== Exercise data
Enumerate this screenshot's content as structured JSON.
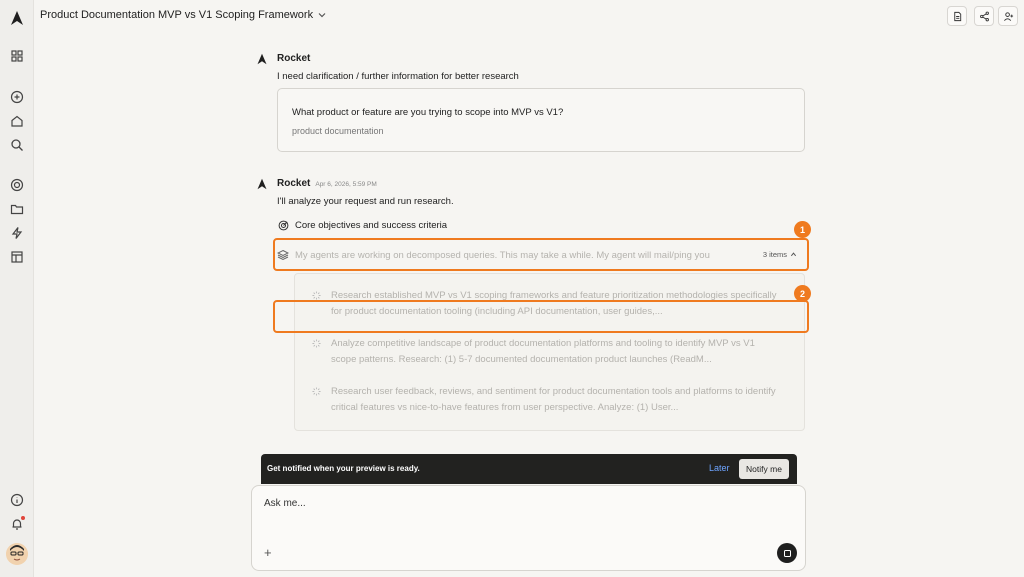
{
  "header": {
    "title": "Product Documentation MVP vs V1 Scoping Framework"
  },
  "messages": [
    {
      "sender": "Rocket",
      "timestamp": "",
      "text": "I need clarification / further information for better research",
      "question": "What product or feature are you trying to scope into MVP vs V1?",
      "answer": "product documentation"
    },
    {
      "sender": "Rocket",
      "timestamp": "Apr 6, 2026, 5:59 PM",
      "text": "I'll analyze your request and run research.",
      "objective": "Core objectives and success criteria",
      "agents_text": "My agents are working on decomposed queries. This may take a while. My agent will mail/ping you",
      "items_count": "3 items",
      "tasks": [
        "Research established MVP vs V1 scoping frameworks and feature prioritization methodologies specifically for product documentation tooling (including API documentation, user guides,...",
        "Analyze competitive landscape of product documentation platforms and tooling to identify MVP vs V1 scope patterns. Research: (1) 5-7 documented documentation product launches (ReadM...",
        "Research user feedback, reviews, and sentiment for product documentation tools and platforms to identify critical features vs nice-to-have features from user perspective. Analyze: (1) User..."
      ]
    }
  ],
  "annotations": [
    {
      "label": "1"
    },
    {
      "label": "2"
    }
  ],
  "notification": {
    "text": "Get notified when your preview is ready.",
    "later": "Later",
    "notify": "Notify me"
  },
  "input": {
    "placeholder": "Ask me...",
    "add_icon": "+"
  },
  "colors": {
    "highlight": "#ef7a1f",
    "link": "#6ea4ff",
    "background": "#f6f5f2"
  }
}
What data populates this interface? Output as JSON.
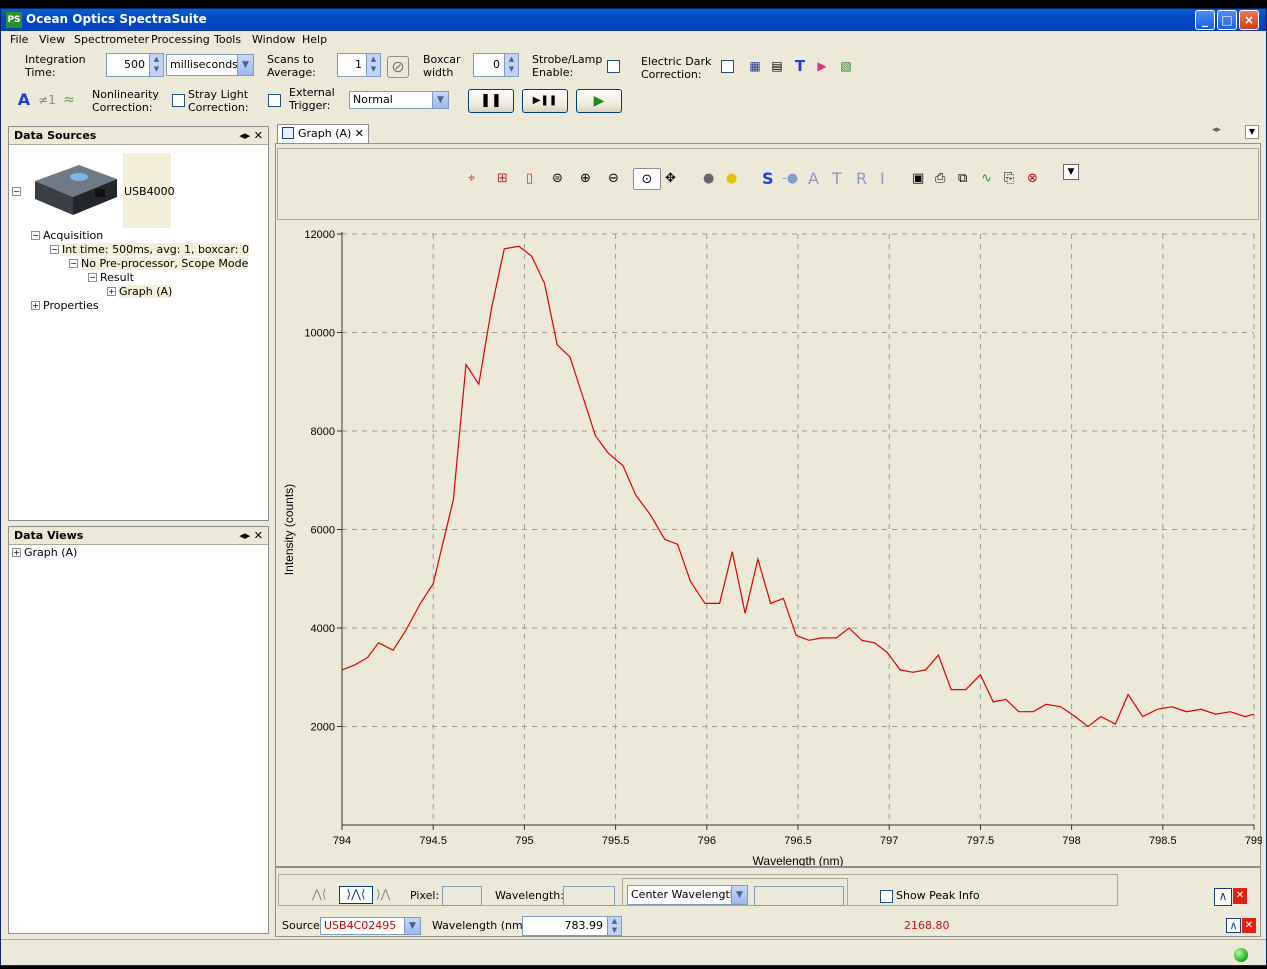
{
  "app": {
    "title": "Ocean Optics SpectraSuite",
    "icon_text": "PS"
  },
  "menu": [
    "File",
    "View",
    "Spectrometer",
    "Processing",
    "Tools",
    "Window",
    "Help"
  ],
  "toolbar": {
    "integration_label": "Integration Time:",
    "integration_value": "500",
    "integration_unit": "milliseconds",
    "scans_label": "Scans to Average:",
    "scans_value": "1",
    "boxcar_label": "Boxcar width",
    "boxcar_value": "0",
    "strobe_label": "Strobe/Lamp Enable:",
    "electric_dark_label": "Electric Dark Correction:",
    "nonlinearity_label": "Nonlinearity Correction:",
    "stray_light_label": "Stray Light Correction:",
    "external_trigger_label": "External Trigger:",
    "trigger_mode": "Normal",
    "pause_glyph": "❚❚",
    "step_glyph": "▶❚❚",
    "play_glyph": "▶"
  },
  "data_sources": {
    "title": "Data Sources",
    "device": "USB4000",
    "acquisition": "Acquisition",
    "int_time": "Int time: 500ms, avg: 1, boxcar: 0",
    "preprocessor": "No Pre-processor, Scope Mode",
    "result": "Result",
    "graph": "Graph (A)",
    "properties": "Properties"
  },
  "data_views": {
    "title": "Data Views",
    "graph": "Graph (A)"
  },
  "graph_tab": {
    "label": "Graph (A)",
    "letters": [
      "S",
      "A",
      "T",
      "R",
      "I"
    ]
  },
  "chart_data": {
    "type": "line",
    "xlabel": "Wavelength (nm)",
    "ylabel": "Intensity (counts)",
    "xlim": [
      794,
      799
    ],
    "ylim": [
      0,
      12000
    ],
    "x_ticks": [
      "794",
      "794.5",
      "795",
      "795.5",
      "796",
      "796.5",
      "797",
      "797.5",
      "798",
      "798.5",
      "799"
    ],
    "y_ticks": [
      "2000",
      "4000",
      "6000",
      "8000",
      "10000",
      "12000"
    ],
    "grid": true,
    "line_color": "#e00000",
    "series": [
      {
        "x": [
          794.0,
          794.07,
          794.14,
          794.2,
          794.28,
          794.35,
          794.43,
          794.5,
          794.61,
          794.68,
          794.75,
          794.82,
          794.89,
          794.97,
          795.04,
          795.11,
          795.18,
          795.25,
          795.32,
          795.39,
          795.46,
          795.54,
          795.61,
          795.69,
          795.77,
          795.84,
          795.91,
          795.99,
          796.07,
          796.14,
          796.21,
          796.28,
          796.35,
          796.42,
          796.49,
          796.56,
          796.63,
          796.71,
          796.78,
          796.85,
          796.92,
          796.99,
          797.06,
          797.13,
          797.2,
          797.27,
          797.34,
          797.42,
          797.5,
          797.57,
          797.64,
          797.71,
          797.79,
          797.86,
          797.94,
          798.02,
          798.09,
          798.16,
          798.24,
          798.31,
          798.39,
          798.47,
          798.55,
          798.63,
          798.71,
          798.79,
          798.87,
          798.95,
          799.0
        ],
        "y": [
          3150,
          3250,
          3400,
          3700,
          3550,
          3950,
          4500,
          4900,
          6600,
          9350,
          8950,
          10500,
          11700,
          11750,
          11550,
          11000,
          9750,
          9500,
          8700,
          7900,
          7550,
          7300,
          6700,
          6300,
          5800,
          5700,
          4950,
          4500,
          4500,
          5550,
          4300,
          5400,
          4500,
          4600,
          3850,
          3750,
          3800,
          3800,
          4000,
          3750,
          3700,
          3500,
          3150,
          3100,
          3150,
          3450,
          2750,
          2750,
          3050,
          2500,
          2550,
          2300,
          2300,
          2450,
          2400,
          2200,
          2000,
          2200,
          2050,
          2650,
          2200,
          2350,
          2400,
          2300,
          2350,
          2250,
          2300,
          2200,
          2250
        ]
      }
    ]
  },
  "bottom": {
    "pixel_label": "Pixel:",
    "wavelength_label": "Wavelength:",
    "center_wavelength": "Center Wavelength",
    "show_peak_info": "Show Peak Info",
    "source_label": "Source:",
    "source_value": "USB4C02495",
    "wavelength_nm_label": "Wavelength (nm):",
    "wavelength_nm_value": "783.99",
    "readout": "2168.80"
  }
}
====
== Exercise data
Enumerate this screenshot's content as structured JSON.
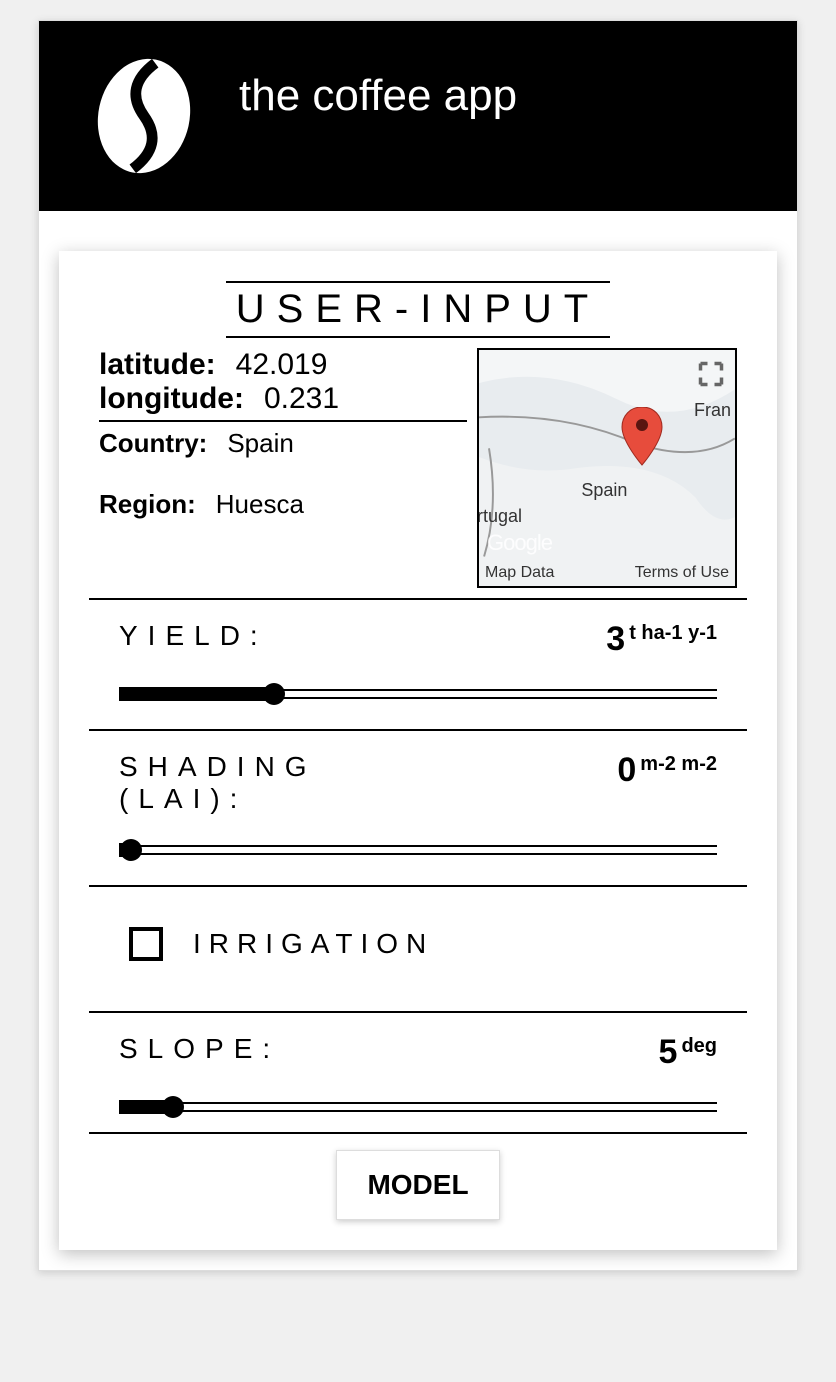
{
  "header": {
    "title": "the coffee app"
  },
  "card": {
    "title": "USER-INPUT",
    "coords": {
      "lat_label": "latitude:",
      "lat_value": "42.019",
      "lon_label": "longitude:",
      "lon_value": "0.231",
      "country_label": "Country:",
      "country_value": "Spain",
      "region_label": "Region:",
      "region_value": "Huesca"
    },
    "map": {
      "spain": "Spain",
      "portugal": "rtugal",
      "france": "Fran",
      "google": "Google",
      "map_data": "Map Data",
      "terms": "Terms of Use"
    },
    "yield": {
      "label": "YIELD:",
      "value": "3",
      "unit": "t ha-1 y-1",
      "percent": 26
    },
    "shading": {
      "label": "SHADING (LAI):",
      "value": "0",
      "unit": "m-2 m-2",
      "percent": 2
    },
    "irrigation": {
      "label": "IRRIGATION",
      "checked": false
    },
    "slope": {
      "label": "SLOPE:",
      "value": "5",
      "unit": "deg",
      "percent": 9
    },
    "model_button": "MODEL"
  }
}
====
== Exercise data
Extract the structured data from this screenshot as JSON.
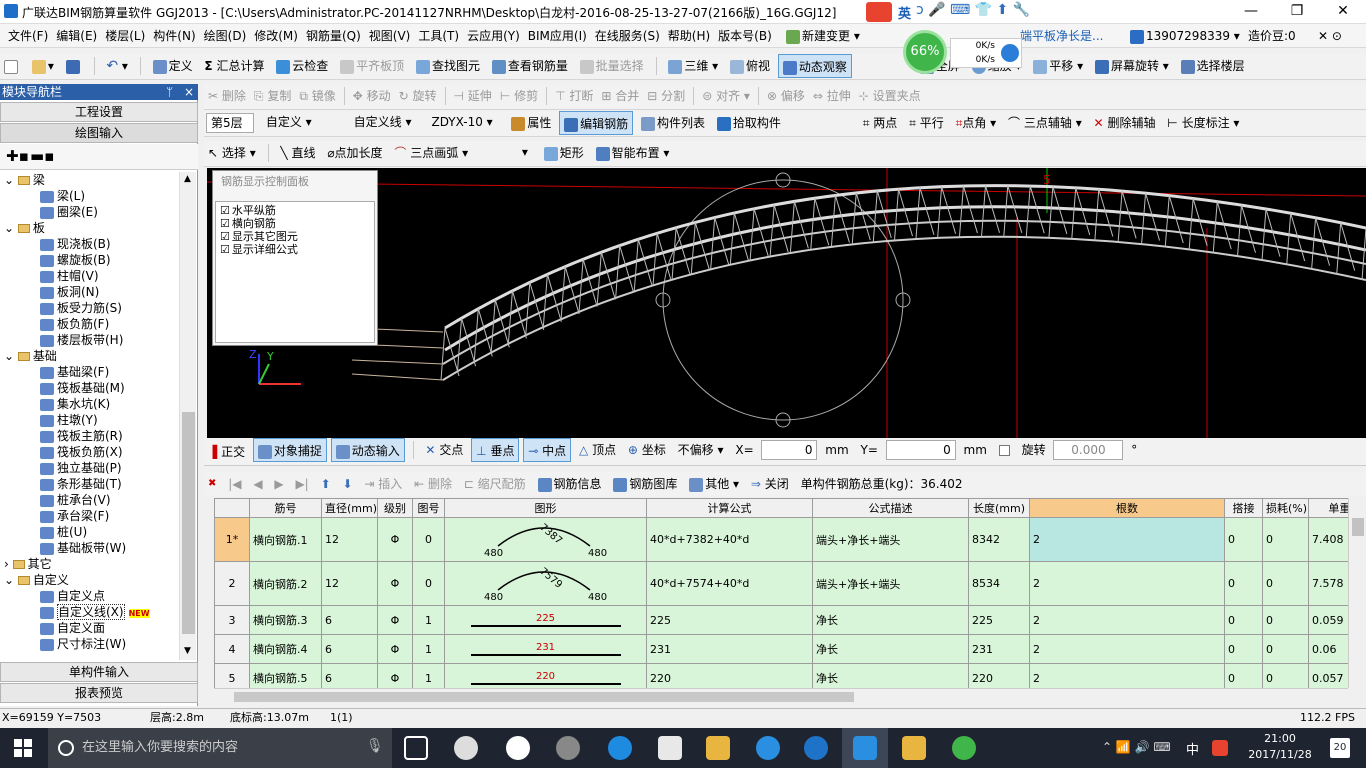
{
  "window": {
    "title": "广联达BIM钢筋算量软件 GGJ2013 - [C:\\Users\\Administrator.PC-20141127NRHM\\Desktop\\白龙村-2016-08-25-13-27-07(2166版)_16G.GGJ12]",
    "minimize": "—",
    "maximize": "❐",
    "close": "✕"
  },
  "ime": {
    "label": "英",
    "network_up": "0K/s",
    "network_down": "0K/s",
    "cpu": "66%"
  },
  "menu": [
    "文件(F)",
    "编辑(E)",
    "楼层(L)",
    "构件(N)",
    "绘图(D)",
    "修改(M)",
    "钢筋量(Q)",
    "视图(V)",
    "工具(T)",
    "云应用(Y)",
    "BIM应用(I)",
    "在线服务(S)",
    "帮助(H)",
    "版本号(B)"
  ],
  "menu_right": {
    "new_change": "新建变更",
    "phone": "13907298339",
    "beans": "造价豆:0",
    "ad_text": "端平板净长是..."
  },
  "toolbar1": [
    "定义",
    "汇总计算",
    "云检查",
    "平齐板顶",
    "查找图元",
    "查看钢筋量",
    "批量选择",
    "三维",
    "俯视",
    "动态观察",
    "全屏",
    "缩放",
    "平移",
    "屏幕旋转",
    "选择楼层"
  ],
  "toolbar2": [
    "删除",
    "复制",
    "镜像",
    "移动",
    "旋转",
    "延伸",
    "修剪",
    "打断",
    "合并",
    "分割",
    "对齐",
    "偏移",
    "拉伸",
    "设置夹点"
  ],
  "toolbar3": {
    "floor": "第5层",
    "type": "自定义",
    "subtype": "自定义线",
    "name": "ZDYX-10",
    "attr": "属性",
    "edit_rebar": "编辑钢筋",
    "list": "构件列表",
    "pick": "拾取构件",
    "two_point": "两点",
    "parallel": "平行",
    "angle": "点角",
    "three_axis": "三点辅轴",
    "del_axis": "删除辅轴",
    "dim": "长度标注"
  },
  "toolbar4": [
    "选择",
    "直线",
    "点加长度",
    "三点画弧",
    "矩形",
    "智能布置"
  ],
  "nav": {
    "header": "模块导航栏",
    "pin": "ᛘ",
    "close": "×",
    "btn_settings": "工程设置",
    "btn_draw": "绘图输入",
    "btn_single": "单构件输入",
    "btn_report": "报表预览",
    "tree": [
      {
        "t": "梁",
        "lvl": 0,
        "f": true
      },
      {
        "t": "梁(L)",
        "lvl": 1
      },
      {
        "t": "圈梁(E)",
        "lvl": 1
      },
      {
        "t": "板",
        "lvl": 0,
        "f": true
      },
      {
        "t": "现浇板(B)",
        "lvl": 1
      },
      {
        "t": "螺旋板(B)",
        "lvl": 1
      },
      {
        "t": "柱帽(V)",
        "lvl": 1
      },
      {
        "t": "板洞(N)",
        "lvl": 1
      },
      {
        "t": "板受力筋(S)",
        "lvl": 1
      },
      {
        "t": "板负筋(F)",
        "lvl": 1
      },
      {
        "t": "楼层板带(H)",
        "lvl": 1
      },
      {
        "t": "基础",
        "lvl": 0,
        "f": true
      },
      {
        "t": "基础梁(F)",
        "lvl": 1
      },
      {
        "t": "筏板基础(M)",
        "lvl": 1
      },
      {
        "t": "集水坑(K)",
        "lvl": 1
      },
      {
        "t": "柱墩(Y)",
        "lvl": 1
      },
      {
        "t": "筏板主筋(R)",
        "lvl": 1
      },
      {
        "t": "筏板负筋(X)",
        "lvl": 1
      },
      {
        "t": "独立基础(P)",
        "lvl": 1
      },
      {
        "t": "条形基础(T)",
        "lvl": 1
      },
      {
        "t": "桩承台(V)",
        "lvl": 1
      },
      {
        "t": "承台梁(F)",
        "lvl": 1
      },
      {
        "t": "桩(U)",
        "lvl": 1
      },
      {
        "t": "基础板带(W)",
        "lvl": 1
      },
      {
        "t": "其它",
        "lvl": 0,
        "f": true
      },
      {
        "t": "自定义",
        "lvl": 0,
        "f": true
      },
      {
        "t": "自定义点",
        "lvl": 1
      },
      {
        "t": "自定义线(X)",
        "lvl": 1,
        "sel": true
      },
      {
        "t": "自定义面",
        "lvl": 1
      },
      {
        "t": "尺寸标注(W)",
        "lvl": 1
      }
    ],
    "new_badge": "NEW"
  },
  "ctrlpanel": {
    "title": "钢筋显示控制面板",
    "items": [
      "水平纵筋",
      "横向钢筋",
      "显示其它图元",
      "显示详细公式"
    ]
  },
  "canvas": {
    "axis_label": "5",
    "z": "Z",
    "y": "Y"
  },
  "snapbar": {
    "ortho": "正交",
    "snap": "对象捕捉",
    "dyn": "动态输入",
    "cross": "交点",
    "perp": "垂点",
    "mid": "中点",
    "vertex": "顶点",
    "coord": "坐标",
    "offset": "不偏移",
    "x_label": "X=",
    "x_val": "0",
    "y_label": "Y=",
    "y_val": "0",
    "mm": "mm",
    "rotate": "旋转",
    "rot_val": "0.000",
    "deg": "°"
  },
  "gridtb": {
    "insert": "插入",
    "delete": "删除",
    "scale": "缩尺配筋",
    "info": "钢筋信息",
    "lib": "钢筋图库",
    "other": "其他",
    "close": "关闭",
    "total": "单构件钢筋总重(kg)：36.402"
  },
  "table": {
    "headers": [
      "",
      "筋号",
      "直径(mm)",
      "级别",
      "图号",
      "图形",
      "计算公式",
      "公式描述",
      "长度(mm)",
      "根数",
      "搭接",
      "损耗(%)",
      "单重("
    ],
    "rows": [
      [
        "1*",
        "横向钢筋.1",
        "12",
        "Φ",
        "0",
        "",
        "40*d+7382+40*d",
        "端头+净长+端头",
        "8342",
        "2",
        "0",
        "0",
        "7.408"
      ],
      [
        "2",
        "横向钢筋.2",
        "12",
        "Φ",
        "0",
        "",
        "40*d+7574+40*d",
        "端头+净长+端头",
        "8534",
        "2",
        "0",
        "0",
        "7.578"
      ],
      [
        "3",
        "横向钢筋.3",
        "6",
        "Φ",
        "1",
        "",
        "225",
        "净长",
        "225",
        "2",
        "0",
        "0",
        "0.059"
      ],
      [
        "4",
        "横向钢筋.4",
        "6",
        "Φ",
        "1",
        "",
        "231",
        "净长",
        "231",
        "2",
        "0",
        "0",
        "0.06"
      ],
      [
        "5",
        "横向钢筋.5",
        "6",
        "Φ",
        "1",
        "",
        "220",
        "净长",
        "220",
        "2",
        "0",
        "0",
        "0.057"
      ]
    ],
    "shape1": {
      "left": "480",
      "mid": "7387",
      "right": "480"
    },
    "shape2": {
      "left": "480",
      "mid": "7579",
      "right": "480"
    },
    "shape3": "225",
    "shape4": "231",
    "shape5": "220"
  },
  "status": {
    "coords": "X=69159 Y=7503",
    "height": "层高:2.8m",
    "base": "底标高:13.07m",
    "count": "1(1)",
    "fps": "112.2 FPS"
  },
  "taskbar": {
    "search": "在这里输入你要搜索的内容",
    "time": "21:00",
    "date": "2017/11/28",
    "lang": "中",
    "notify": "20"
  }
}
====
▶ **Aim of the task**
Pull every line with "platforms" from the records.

▶ **Result for this task**
        "Analyze competitive landscape of product documentation platforms and tooling to identify MVP vs V1 scope patterns. Research: (1) 5-7 documented documentation product launches (ReadM...",
        "Research user feedback, reviews, and sentiment for product documentation tools and platforms to identify critical features vs nice-to-have features from user perspective. Analyze: (1) User..."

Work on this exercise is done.